Q / "What exactly is acupuncture, and what are its benefits in terms of rehabilitation and performance?"
A / Acupuncture is the practice of inserting fine needles into the body for therapeutic benefit. The two most common forms of this are the acupuncture used in Traditional Chinese Medicine (TCM) and Western Medical Acupuncture (WMA). Both types explain how acupuncture works in very different ways, despite often being very similar in how they are practiced. TCM explains the effect of acupuncture as the balancing of Qi (pronounced 'chi') - an invisible life force that some believe runs within us. WMA on the other hand explains its effects in terms of physiological and biochemical changes within the body, in line with modern scientific knowledge.
Acupuncture is useful in the treatment of a wide range of injuries that are common amongst multisport athletes, including muscular overuse injuries, tendinopathies, joint and ligament sprains as well as conditions such as osteoarthritis. Because of its wide ranging effects it can be useful for both acute and chronic injuries.
Acupuncture close to the injury site releases hormones that increase blood flow. This improves the rate of healing in chronic and sub-acute injuries by increasing the amount of oxygen and other nutrients getting to the area. Various other substances such as adrenaline are also released which provide a pain relieving effect. This may mean that you can avoid taking pain killers such as ibuprofen, which commonly cause unwanted side effects.

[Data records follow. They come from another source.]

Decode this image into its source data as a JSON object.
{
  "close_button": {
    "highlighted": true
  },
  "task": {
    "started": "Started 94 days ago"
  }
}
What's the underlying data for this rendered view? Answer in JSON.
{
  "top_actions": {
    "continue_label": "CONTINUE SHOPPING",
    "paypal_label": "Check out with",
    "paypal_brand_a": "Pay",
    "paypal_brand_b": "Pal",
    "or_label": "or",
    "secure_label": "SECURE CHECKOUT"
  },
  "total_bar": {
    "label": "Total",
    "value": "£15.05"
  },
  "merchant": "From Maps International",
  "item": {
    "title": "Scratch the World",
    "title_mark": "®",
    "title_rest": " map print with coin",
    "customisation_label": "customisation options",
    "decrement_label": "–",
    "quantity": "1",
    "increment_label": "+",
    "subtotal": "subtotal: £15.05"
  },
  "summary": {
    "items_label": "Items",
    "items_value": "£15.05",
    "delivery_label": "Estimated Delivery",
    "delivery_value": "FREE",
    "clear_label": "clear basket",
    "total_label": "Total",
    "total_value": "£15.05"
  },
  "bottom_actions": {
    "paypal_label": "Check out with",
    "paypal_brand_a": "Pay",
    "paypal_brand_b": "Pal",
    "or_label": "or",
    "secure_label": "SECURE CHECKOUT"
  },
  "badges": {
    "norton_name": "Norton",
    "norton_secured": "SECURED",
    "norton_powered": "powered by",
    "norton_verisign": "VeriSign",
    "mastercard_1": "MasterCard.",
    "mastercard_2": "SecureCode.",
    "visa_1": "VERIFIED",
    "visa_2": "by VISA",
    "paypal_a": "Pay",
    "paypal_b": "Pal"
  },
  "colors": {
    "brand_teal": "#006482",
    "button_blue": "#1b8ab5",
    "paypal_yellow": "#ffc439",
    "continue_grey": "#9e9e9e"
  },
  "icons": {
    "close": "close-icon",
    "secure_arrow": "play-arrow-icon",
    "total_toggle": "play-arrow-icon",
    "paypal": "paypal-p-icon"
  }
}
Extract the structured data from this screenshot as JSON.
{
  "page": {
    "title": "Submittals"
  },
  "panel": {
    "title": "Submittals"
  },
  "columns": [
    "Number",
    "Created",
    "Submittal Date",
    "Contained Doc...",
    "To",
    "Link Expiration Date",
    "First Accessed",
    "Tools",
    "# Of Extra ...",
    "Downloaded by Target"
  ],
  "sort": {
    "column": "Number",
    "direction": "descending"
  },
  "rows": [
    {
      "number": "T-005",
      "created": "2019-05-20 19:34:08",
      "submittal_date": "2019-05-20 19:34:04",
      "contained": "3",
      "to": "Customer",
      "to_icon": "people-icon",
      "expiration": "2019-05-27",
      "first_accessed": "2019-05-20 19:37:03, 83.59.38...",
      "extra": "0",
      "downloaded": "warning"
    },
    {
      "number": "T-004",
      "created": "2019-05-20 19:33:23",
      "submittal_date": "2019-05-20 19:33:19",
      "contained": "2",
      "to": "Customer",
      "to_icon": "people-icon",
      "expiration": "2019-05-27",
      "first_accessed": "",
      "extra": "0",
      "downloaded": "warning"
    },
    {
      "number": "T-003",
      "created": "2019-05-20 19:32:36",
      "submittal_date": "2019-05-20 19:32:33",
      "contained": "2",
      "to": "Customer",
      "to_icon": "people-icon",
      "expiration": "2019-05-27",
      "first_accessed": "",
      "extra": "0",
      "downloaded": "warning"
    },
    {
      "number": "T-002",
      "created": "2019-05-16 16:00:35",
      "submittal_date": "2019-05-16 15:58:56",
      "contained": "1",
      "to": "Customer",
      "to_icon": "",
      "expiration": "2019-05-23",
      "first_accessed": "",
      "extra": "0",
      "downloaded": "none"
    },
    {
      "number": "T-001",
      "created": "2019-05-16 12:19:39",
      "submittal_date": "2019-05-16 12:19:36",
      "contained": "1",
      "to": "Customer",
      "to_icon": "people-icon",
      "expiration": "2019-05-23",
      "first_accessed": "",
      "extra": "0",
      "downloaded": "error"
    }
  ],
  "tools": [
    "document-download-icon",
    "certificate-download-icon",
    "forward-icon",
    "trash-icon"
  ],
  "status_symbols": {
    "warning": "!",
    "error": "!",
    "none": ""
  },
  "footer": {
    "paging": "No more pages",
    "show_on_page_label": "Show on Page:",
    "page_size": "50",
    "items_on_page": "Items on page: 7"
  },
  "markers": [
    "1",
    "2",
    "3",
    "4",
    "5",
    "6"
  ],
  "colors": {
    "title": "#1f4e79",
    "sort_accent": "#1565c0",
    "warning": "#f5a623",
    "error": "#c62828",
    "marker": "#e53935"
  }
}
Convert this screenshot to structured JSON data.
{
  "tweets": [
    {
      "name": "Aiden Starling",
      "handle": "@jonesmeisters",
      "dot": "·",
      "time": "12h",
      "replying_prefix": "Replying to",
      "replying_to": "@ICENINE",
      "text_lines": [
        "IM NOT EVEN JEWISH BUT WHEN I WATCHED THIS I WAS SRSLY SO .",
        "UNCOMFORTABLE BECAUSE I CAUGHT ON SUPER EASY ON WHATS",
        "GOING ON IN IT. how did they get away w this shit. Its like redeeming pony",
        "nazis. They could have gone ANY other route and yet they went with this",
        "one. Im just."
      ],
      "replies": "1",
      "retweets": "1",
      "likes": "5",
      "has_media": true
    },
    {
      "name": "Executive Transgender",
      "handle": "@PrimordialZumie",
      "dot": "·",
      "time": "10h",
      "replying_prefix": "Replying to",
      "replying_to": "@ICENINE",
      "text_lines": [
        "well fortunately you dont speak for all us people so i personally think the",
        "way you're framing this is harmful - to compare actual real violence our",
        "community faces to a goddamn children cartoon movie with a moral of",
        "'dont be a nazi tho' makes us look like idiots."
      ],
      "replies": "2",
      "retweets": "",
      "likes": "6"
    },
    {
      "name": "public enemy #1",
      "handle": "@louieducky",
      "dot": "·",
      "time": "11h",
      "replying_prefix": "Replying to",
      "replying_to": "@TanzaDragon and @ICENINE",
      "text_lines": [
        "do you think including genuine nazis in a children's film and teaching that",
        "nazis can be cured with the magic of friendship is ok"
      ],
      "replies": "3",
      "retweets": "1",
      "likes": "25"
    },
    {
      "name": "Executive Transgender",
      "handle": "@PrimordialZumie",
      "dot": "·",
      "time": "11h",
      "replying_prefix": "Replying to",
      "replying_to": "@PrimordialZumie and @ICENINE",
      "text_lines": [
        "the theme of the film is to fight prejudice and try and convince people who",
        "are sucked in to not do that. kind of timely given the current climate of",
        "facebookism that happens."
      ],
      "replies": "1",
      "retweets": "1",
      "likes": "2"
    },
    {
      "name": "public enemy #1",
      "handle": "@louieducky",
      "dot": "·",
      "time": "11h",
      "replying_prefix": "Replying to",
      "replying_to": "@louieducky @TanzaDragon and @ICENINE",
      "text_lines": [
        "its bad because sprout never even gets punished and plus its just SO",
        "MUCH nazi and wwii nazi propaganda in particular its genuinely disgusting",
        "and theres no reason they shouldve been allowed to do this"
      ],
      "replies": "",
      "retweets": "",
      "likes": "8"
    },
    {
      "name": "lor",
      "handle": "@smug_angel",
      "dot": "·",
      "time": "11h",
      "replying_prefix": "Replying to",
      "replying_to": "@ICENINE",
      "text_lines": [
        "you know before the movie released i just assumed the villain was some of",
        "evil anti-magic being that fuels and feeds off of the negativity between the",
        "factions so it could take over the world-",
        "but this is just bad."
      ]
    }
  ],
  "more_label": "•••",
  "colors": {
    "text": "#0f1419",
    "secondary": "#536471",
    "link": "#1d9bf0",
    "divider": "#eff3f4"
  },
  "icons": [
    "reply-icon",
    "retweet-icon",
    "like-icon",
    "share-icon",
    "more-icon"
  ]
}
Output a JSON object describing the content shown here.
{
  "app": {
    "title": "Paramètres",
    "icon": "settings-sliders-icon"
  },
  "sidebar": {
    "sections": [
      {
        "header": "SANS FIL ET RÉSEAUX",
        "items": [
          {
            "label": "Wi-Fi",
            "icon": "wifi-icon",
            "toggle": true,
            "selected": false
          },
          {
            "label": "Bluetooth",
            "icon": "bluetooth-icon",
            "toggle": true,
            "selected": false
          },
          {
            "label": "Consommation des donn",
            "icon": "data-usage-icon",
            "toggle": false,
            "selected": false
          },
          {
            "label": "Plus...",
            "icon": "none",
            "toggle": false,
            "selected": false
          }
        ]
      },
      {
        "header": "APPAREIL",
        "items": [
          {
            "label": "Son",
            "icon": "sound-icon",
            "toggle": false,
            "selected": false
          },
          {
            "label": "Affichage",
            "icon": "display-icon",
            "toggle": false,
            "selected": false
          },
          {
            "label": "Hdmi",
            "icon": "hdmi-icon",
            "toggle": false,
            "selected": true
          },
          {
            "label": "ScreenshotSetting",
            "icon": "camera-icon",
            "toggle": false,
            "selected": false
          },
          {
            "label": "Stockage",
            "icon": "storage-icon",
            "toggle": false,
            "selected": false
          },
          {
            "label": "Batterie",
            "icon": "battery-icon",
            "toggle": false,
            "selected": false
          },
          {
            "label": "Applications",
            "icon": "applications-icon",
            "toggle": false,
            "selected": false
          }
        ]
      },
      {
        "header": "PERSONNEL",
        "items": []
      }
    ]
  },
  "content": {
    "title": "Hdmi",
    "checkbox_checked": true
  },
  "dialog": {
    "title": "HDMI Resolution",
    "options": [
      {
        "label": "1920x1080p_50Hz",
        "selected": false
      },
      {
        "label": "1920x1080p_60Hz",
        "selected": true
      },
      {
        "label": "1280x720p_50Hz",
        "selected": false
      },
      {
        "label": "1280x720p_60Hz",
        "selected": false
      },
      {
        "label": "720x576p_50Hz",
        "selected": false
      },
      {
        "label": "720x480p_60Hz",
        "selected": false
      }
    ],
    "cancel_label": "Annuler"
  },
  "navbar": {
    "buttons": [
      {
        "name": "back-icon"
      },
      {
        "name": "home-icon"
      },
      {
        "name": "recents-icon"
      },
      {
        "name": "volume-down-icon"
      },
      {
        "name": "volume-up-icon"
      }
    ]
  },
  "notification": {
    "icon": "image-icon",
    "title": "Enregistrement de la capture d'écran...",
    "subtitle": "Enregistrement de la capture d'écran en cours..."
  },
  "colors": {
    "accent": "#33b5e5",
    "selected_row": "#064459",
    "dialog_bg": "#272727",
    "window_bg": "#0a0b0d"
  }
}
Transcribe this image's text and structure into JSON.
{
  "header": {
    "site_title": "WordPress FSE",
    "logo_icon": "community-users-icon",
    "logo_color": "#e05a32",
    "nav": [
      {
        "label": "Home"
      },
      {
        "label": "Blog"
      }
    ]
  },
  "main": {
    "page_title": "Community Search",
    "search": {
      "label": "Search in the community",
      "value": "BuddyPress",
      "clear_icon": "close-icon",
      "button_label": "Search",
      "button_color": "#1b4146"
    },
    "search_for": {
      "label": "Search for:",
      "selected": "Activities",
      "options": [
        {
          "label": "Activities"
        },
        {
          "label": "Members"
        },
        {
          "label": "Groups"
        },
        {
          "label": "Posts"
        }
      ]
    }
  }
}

It is often surprising to people that acupuncture is actually safer than taking medications like ibuprofen.
A common after effect of acupuncture treatment is a feeling of wellbeing and relaxation which is generally beneficial to the often negative outlook of the injured athlete.
Beyond injury rehabilitation, acupuncture is now recognized in Western Medicine as an evidence based treatment for conditions such as migraine (meaning that its use has a solid medical research backing). This is something that can clearly affect performance, consistency, recovery and the overall mental state of sufferers. Again a benefit of acupuncture here is the potential to avoid the associated side effects of strong pain killers and anti-depressant drugs that are often prescribed.
Some research even shows that pre-exercise stimulation of acupuncture points can have a direct performance enhancing effect, with one study showing an improvement of over 4 seconds in a 1km road running time trial. Research has also shown improved recovery rates between training sessions - although the reasons why are not entirely understood. With regard to this, WADA do not consider acupuncture as performance enhancing as such but their guidelines are fairly vague on pre-competition use.